Maaheem Akhtar is a Research and Outreach Associate at the Center for Compassion and Altruism Research and Education at Stanford University. She graduated with Honors from San Jose State University where she studied Psychology and Neuroscience. Before joining CCARE, she served as an Honorary Research Fellow at the Center for Investigating Healthy Minds and as a Research Fellow for the Mind and Life Summer Research Institute.

For more by Project Compassion Stanford, click here.

For more on emotional wellness, click here.

Originally published at

Prison SMART Yoga Comes to Cook County Jail

Without tools to manage extra stress, there’s a high rate of recidivism [for inmates],” said Gabriella Savelli, National Coordinator of Prison SMART.

Prison SMART’s mission is “to make a life-transforming difference in the lives of all people within the criminal justice system, by teaching skills for reducing stress, healing trauma, and providing practical knowledge of how to handle one’s emotions, to help them live their highest potential and contribute to society.”

It began in the U.S. in 1992. The program aims to reduce offender recidivism and end the repeating cycle of violence and abuse that dominates many areas of society.

Prison SMART was recently adapted at Stateville Correctional Center. Sherwin K. Miles is a correctional counselor at the prison and the coordinator of the program there.

“The program began about two years ago. And it started out as breathing, meditation and relaxation techniques for our population, who are maximum security offenders,” said Miles.

Miles said the program has two steps. The first consists of two hours each day for five days straight. The next step of the program is two hours per week for six weeks.

While Prison SMART started off on a small scale, Miles said an increasing number of offenders are now interested in joining the program.

“Initially, it was a few offenders that were interested, but now the program has spread like wildfire. I am constantly getting letters from inmates who want to participate,” she said.

Recently, Stateville completed its first three-day “silent” retreat. Savelli said Stateville is the first maximum security prison in the U.S. to hold a silent treatment weekend.Prison SMART at Cook County Jail

“They were introduced to more advanced breathing techniques, they were provided vegan meals over the course of the weekend, and they had relaxation activities,” said Miles.

Miles says 25 inmates who had gone through the first two steps of the program participated in the silent retreat weekend.

“All the feedback has been nothing but positive,” said Miles. “Some of them have said that they have never closed their eyes and felt that relaxed in a maximum-security prison. Some of them have said they didn’t realize the importance of breathing for relaxation.”

Prison SMART has expanded to 32 countries and continues to grow internationally. In India, more than 100 prisons have implemented Prison SMART; and in South Africa, it has grown to one of the largest worldwide.

Learn more about the program in South Africa in the following video:

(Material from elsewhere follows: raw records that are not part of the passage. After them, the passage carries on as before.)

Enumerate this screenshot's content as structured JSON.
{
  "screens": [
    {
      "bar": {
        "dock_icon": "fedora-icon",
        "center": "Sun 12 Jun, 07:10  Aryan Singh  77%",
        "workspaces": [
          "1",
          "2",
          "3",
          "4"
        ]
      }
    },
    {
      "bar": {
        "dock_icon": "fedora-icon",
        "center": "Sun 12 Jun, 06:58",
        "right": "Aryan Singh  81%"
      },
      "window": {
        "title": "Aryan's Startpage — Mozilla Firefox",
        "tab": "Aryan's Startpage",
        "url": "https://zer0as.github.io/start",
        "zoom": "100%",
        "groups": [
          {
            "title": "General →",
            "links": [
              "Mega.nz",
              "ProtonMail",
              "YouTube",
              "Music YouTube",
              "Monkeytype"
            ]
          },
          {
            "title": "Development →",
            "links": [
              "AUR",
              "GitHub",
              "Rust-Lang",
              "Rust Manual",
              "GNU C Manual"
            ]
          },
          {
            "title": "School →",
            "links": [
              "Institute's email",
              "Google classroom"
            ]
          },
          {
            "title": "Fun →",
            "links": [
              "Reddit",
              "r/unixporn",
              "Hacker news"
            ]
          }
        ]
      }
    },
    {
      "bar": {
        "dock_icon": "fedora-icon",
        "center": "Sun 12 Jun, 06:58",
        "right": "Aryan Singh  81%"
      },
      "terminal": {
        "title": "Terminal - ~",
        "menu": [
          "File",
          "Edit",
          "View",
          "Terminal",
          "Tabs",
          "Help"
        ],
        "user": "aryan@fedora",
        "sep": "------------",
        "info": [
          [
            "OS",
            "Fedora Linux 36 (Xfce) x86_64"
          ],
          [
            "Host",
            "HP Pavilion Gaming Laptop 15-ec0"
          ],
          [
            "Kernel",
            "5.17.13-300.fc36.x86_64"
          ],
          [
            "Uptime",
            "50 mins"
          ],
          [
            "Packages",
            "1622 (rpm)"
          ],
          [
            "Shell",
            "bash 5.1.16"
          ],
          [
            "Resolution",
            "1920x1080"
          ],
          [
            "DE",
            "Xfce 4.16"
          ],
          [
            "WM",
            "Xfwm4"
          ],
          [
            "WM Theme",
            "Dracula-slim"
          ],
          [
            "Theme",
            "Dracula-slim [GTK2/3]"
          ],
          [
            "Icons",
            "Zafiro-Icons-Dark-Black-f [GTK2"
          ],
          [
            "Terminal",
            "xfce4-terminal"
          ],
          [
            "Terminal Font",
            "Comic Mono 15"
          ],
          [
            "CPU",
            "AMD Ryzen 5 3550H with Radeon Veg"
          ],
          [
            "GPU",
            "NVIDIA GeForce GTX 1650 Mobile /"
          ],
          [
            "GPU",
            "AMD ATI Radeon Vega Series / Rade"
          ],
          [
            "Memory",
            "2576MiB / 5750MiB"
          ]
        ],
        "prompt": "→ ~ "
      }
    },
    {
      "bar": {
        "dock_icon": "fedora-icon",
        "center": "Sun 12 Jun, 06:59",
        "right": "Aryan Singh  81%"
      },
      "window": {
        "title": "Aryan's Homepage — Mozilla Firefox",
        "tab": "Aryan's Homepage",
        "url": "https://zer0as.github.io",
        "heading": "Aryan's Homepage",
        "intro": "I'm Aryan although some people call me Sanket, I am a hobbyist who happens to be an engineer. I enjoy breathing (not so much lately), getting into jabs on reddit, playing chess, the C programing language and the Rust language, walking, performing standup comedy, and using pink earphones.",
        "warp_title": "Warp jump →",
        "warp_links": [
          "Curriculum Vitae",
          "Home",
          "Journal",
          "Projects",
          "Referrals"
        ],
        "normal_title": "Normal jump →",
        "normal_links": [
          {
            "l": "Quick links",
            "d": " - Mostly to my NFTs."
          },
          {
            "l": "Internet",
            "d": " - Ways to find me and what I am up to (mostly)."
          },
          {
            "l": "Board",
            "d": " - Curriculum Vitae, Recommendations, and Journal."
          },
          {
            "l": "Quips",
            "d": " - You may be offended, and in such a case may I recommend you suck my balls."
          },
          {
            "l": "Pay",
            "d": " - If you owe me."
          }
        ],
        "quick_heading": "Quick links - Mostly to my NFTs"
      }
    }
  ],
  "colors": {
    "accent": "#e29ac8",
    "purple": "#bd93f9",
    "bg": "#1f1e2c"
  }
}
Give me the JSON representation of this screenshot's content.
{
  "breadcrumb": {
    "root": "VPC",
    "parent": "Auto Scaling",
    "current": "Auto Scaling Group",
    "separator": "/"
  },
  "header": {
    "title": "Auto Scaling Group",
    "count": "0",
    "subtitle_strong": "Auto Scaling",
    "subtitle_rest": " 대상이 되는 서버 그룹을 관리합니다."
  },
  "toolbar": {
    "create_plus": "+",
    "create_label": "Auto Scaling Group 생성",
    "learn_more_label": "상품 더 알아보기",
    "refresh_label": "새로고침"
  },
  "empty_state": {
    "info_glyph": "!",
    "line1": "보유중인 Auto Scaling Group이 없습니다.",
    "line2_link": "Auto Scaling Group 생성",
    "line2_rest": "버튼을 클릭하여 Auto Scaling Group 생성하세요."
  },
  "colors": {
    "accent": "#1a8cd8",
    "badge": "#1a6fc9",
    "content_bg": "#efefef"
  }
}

The International Association for Human Values (IAHV) is responsible for the program. IAHV was founded by Sri Sri Ravi Shankar, who is the originator of the main breathing technique used in the program.

“Inside every culprit, there is a victim crying for help. That person is also a victim of ignorance, small-mindedness and lack of awareness. It’s the stress, lack of broad vision about life, lack of understanding, and bad communication that leads to violence in society.”
— Sri Sri Ravi Shankar, IAHV Founder

Stateville Conducts The First Prison SMART Part 2 Silent Retreat in U.S. Maximum Security Facility

25 Adult Male inmates completed a three-day Prison SMART Silent Retreat at the Stateville, Illinois Maximum Security Correctional Center. All of them stated that it was the most challenging thing they had ever done to be in silence and meditation for that period, but that it was well worth it for the sense of peace and calm cultivated.

One inmate wrote:”I am not sure I can completely express what this program has meant to me, , nor will I be able to express my appreciation for allowing me to be part of this experience; but I will say this, the time I spent in meditation yesterday here in the building is the most time I’ve spent outside my cell in 12 years.”

Many thanks to the staff at Stateville and the Chicago Prison SMART Team!